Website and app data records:
+---+
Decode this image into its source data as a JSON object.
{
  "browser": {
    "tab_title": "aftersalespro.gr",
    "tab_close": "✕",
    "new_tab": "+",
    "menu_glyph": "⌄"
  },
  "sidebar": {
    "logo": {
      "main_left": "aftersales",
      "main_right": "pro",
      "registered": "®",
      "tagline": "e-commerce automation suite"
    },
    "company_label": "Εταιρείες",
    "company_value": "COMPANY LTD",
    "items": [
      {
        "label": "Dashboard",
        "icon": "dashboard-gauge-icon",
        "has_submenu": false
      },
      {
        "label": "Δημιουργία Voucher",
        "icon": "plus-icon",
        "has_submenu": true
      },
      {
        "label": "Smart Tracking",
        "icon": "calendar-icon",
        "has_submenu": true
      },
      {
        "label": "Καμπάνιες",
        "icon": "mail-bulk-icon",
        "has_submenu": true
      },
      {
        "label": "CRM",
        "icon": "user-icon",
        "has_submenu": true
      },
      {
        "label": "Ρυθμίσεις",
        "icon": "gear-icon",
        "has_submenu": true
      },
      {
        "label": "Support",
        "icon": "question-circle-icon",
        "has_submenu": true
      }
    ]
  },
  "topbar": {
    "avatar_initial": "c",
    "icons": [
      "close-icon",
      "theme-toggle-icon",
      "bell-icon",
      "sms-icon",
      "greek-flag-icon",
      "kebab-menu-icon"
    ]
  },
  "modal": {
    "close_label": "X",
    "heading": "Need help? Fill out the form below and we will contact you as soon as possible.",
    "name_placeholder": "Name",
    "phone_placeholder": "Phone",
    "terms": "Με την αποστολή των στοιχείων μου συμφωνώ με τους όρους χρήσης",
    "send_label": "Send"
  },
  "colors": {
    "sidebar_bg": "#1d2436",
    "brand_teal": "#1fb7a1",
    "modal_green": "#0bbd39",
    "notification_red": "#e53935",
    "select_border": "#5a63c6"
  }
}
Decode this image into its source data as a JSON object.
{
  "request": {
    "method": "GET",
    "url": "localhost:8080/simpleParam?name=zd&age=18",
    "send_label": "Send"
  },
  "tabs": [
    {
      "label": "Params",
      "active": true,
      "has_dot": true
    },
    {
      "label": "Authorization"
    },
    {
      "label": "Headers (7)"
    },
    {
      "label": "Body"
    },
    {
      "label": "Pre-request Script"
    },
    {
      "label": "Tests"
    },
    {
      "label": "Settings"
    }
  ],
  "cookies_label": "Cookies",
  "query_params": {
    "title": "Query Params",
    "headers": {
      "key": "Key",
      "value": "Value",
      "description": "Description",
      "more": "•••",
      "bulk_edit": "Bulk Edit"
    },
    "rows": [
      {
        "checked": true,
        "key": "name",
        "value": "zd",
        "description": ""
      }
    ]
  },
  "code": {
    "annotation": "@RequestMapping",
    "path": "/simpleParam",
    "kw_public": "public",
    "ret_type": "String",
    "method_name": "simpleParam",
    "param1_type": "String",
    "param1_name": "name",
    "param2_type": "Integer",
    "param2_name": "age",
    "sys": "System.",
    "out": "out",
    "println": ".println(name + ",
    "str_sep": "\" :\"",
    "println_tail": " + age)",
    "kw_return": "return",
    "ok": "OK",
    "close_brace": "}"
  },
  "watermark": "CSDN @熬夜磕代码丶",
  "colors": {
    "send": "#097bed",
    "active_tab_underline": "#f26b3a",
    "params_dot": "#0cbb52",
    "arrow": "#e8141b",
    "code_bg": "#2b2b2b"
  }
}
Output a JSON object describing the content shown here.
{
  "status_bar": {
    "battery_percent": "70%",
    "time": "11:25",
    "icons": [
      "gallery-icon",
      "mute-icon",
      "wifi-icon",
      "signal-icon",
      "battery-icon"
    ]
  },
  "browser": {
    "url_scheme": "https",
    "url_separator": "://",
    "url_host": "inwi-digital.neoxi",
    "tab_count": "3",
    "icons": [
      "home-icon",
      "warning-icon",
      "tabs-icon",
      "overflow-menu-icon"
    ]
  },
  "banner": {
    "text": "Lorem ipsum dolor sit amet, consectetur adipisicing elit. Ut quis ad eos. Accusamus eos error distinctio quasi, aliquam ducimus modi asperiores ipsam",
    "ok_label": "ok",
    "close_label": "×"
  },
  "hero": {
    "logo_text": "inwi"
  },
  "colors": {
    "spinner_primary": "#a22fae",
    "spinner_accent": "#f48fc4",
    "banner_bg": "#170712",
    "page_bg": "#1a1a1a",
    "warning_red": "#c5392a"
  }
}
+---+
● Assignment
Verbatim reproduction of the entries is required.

● Result for this task
Decode this image into its source data as a JSON object.
{
  "browser": {
    "tab_title": "aftersalespro.gr",
    "tab_close": "✕",
    "new_tab": "+",
    "menu_glyph": "⌄"
  },
  "sidebar": {
    "logo": {
      "main_left": "aftersales",
      "main_right": "pro",
      "registered": "®",
      "tagline": "e-commerce automation suite"
    },
    "company_label": "Εταιρείες",
    "company_value": "COMPANY LTD",
    "items": [
      {
        "label": "Dashboard",
        "icon": "dashboard-gauge-icon",
        "has_submenu": false
      },
      {
        "label": "Δημιουργία Voucher",
        "icon": "plus-icon",
        "has_submenu": true
      },
      {
        "label": "Smart Tracking",
        "icon": "calendar-icon",
        "has_submenu": true
      },
      {
        "label": "Καμπάνιες",
        "icon": "mail-bulk-icon",
        "has_submenu": true
      },
      {
        "label": "CRM",
        "icon": "user-icon",
        "has_submenu": true
      },
      {
        "label": "Ρυθμίσεις",
        "icon": "gear-icon",
        "has_submenu": true
      },
      {
        "label": "Support",
        "icon": "question-circle-icon",
        "has_submenu": true
      }
    ]
  },
  "topbar": {
    "avatar_initial": "c",
    "icons": [
      "close-icon",
      "theme-toggle-icon",
      "bell-icon",
      "sms-icon",
      "greek-flag-icon",
      "kebab-menu-icon"
    ]
  },
  "modal": {
    "close_label": "X",
    "heading": "Need help? Fill out the form below and we will contact you as soon as possible.",
    "name_placeholder": "Name",
    "phone_placeholder": "Phone",
    "terms": "Με την αποστολή των στοιχείων μου συμφωνώ με τους όρους χρήσης",
    "send_label": "Send"
  },
  "colors": {
    "sidebar_bg": "#1d2436",
    "brand_teal": "#1fb7a1",
    "modal_green": "#0bbd39",
    "notification_red": "#e53935",
    "select_border": "#5a63c6"
  }
}
Decode this image into its source data as a JSON object.
{
  "request": {
    "method": "GET",
    "url": "localhost:8080/simpleParam?name=zd&age=18",
    "send_label": "Send"
  },
  "tabs": [
    {
      "label": "Params",
      "active": true,
      "has_dot": true
    },
    {
      "label": "Authorization"
    },
    {
      "label": "Headers (7)"
    },
    {
      "label": "Body"
    },
    {
      "label": "Pre-request Script"
    },
    {
      "label": "Tests"
    },
    {
      "label": "Settings"
    }
  ],
  "cookies_label": "Cookies",
  "query_params": {
    "title": "Query Params",
    "headers": {
      "key": "Key",
      "value": "Value",
      "description": "Description",
      "more": "•••",
      "bulk_edit": "Bulk Edit"
    },
    "rows": [
      {
        "checked": true,
        "key": "name",
        "value": "zd",
        "description": ""
      }
    ]
  },
  "code": {
    "annotation": "@RequestMapping",
    "path": "/simpleParam",
    "kw_public": "public",
    "ret_type": "String",
    "method_name": "simpleParam",
    "param1_type": "String",
    "param1_name": "name",
    "param2_type": "Integer",
    "param2_name": "age",
    "sys": "System.",
    "out": "out",
    "println": ".println(name + ",
    "str_sep": "\" :\"",
    "println_tail": " + age)",
    "kw_return": "return",
    "ok": "OK",
    "close_brace": "}"
  },
  "watermark": "CSDN @熬夜磕代码丶",
  "colors": {
    "send": "#097bed",
    "active_tab_underline": "#f26b3a",
    "params_dot": "#0cbb52",
    "arrow": "#e8141b",
    "code_bg": "#2b2b2b"
  }
}
Output a JSON object describing the content shown here.
{
  "status_bar": {
    "battery_percent": "70%",
    "time": "11:25",
    "icons": [
      "gallery-icon",
      "mute-icon",
      "wifi-icon",
      "signal-icon",
      "battery-icon"
    ]
  },
  "browser": {
    "url_scheme": "https",
    "url_separator": "://",
    "url_host": "inwi-digital.neoxi",
    "tab_count": "3",
    "icons": [
      "home-icon",
      "warning-icon",
      "tabs-icon",
      "overflow-menu-icon"
    ]
  },
  "banner": {
    "text": "Lorem ipsum dolor sit amet, consectetur adipisicing elit. Ut quis ad eos. Accusamus eos error distinctio quasi, aliquam ducimus modi asperiores ipsam",
    "ok_label": "ok",
    "close_label": "×"
  },
  "hero": {
    "logo_text": "inwi"
  },
  "colors": {
    "spinner_primary": "#a22fae",
    "spinner_accent": "#f48fc4",
    "banner_bg": "#170712",
    "page_bg": "#1a1a1a",
    "warning_red": "#c5392a"
  }
}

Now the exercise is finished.